I first heard about the great work that Knowbility does through John Slatin, PhD, Sharron’s former co-author on cognitive disability, who was working at the University of Texas Institute of Technology of Learning.

I am a PhD economist and was working for a think tank in DC on economy/ environment issues. In June 1997, I had a concussion/traumatic brain injury in a car accident. I sought medical care and as I tried to return to work, I wasn’t successful because I couldn’t read, the computer affected my sleep/wake issues, and I couldn’t manage my daily life. I was treated for headaches (but no cognitive therapy) and was told I had a limited window of recovery.

On the advice of a doctor, I turned off electronics and did my best to find my way to rehabilitation which was a slow process.  Most of my doctors were telling me I would have limited time for my brain to get better.

Fast forward 3 1/2 years, I was able to get cognitive rehabilitation at St, David’s Rehab after I moved back to Austin.  St David’s Cognitive therapist, Liz Joiner turned my life around and gave me the building blocks to manage my life.  She got me back on the computer with strategies, and together we looked for a volunteer rehab job in technology, and for someone who could help me find solutions to the sleep/wake issues that I had after the concussion. That’s where John Slatin came in.

John provided tech solutions such as LED vs CRT, tried to see if low-vision screen would help me (I ran screaming from it!), tried to see if learning jaws would help me, and got interested in finding a way to solve the cognitive frontier.  John soon launched my public speaking career by giving me a spot to teach in his class on Cognitive disabilities and the Internet, and on to DC to teach to his class for several years.

After we returned from DC in, I reached out to Sharron and told her the progress I had made in my ongoing recovery.  By that time, I was the first non-military, non-pro-athlete person with a concussion to speak on the Congressional Briefing Panel for Brain Injury Awareness day and had spoken internationally about recovery from concussion.  While I had a lot of cognitive and neuro-optometric recovery, I still had issues with how the computer screen affected my sleep/wake cycle and knew it was a barrier to my increased productivity at home and on the small consulting jobs I was now able to do.

I started looking ways to volunteer for Knowbility given that I was raising a toddler with my husband, while fatigue and cognitive impairments made my day challenging – and I wanted to keep a positive attitude.
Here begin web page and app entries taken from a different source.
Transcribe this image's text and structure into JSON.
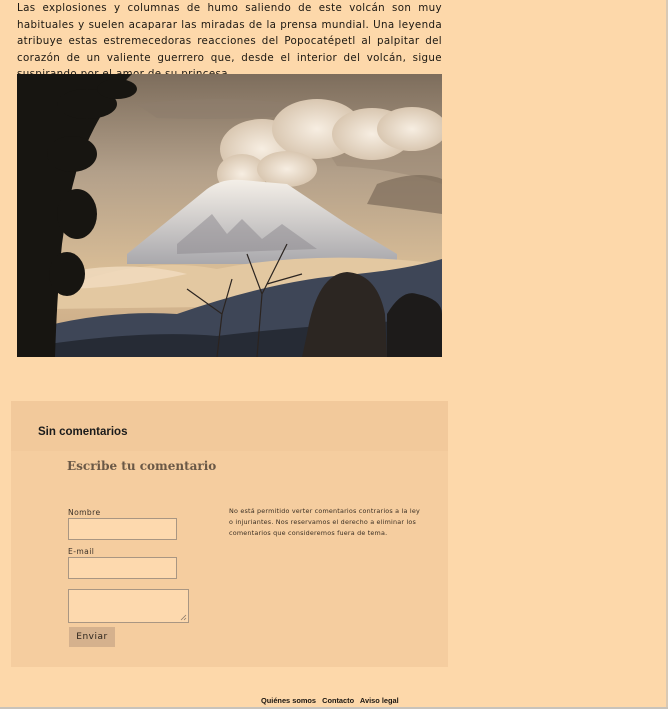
{
  "article": {
    "paragraph": "Las explosiones y columnas de humo saliendo de este volcán son muy habituales y suelen acaparar las miradas de la prensa mundial. Una leyenda atribuye estas estremecedoras reacciones del Popocatépetl al palpitar del corazón de un valiente guerrero que, desde el interior del volcán, sigue suspirando por el amor de su princesa."
  },
  "comments": {
    "title": "Sin comentarios",
    "form": {
      "title": "Escribe tu comentario",
      "name_label": "Nombre",
      "name_value": "",
      "email_label": "E-mail",
      "email_value": "",
      "comment_value": "",
      "submit_label": "Enviar",
      "notice": "No está permitido verter comentarios contrarios a la ley o injuriantes. Nos reservamos el derecho a eliminar los comentarios que consideremos fuera de tema."
    }
  },
  "footer": {
    "links": [
      "Quiénes somos",
      "Contacto",
      "Aviso legal"
    ]
  },
  "colors": {
    "page_background": "#fdd8aa",
    "comments_background": "#f5cd9f",
    "button_background": "#d5b18d"
  }
}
I wanted technology to empower me rather than set me back, so it was a tough balance.  Sharron encouraged me to enter the OpenAir competition.  At that time, my husband had created a website for me, www.aplasticbrain.com.

Each week, I tried to write about my recovery to give hope to those who suffered from a concussion. I wanted to make my website accessible for people with neuro-optometric issues after concussion, and for other people with brain injury.  Most of the websites were inaccessible to me because they were too busy, formatted poorly, and unable to navigate.

I entered my website into OpenAIR in 2013 and worked with an amazing development team.  Joseph O’Connor was assigned as mentor and he was interested in cognitive disabilities.  Joseph and the design team (Cognizant in India) would translate my ideas overnight since they worked while I slept.  I am proud to tell others about the hard work we did to create a site that is easy to navigate, simple, and has a color scheme that is soothing.  I’m still learning how to write more accessible paragraphs and post pictures and describe them for someone who isn’t sighted, but that’s one of the wonderful things about volunteering with Knowbility, I have learned so much in regards to how others with (and without) diagnosed disabilities experience the world.

Last season I volunteered to share lessons learned at OpenAir and to mentor another non-profit team. I always attend the kick-off ceremony and the finale when I can, because it’s so exciting to watch how each year the contest grows, becomes more international and inspires designers and non-profits alike.  Last year, the increased enthusiasm among participants at the kick-off was palpable.

Each year, I speak about my cognitive impairments at John Slatin AccessU.  It’s an opportunity to give back.  Since I don’t look like I have cognitive impairments, it’s been a blessing to learn increased awareness about myself and learn increased strategies to empower me further.  This year I want to teach about cognitive reserve and brain processing, so I’m already looking ahead to work with Knowbility on that for May 2017.

It feels good to be part of an organization that has solutions.  We now know that 90 % of people who don’t get better from concussion have neuro-optometric/vestibular issues like mine -- solving the issues of cognitive design for people with concussion is paramount to help them return to health and back to work.  Thanks to Knowbility, I’ve been part of the solution through modeling and teaching about what’s worked for me.  I can spread the word and I am able to help others get the help they need.

Anne Forrest, PhD
Speaker, Advocate, Blogger @ www.aplasticbrain.com
Chair, Brain Injury Association of America’s Advisory Council
Research Contributor